Games that are developed using OpenGL from the beginning will see similar performance in both OS X and Windows. ID Software (Enemy Territory: Quake Wars, Doom 3, RAGE) has used OpenGL for its games in the past. All major games on OS X currently use OpenGL.
Metal in OS X
Metal is still in its junior stages on both OS X and iPhone and will likely see much-expanded support in coming years. Blizzard has committed to using Metal for its games in OS X, but none of them have been updated with Metal support as of yet.
Ars Technica posted a preview of Metal vs OpenGL performance in their article titled: Metal Performance in OS X El Capitan: Sometimes Great, Often Mixed. Below is a slide from the article:
You'll notice that Metal wins some benchmarks, while OpenGL wins others. I would expect that Metal performance should increase as times goes on, but that is speculation on my part. OpenGL is a known quantity at this point, whereas metal can be a much more efficient API with the right programming and effort. Metal isn't going to give an Intel Integrated GPU the performance of a discrete GPU on OpenGL, but it does have the potential to give a slight boost in framerates.
The following studios/developers are confirmed to be supporting Metal:
- Blizzard Games - World of Warcraft will see support first, followed by Starcraft 2 and Hereos of the Storm
- Unity - Already support Metal on iOS; OS X support is a coming feature
- Epic - Unreal Engine - Already support Metal on iOS; OS X support is upcoming in the game Fortnight (currently in Alpha)
- The Foundry - Confirmed to be supporting Metal. Timeline unknown.
- Campo Santo - Upcoming game "Firewatch" will have metal support in OS X. (UPDATE: Firewatch has been released, but does not support Metal yet: Campo Santo blog post)
- 2K - Confirmed to be supporting metal. Timeline Unknown
- Autodesk - Confirmed to be working on Metal support. Timeline unknown.
- Feral - Confirmed to be supporting Metal. Will likely use for upcoming Mac ports of Windows games

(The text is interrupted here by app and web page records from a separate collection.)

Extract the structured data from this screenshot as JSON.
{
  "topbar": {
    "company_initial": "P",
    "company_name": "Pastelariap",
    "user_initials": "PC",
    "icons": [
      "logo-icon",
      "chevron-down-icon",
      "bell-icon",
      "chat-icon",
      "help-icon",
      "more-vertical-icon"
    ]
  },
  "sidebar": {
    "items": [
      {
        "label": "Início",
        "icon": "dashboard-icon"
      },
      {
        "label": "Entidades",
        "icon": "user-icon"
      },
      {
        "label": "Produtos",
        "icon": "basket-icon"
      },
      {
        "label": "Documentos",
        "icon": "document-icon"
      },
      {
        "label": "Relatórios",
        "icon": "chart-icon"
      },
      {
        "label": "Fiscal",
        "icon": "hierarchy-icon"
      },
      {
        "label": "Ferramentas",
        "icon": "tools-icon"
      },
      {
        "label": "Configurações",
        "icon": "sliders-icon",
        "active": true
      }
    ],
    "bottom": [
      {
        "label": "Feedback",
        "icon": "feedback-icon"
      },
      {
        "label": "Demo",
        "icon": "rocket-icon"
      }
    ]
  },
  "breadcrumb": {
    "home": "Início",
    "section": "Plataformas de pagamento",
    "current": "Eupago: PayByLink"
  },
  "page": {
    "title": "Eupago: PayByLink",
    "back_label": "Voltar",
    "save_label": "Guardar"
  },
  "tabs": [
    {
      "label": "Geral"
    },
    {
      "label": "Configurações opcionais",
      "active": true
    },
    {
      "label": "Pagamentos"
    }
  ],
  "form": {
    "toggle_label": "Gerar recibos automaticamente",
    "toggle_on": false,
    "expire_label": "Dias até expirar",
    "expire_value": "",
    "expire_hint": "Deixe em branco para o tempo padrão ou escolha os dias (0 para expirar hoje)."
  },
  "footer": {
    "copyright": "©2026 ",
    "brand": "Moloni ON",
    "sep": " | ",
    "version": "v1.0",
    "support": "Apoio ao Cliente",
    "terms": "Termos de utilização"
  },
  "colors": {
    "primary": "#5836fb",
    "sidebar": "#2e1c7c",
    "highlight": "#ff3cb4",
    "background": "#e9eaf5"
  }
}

- Aspyr - Confirmed to be supporting Metal. Will likely use for upcoming Mac ports of Windows games
- Adobe: Adobe has committed to bringing Metal support to all its Mac OS Creative Cloud applications. Timeline unknown.
Vulkan in OS X
Vulkan support in OS X is non-existent at this point and it has been speculated the Apple is going all-in on Metal and will not support Vulkan at all. Vulkan is managed by the Khronos Group, which also manages OpenGL. The Khronos Group is made up of many members, including, Microsoft, Apple, Google, Sony, and many more.
Given Apple's track record with OpenGL, its new focus on Metal; it is my personal speculation that Vulkan will not be supported in OS X in the near future. Perhaps in a few years once Vulkan has had some additional development time and Apple sees how support for the new API plays out in the real world. The Vulkan 1.0 release was scheduled for 2015, but has missed that target. Khronos Group states thatit's release is 'imminent'.
Which One is Best?
That is a difficult question to answer as we have not yet seen all of them in action. Vulkan is the successor to AMD's Mantle API, which gave a performance boost over DirectX (Battlefield 4: Mantle vs DirectX), but Vulkan is expected to be much more refined than Mantle and give even greater performance boosts. That said, there are no official numbers to go off of for Vulkan, so any performance estimates would be pure speculation.
At the moment, there are only two API options for OS X: OpenGL and Metal. Of those two, Metal offers better theoretical performance, making it the best OS X graphics API as of the time of writing this.
If you have any questions, comments or disagreements feel free to comment below. I will be responding the comment section.
UPDATE: I've edited the article slightly as the original version made some claims about Apple's relationship to Vulkan that I could not find any sources for. I apologize for misleading readers.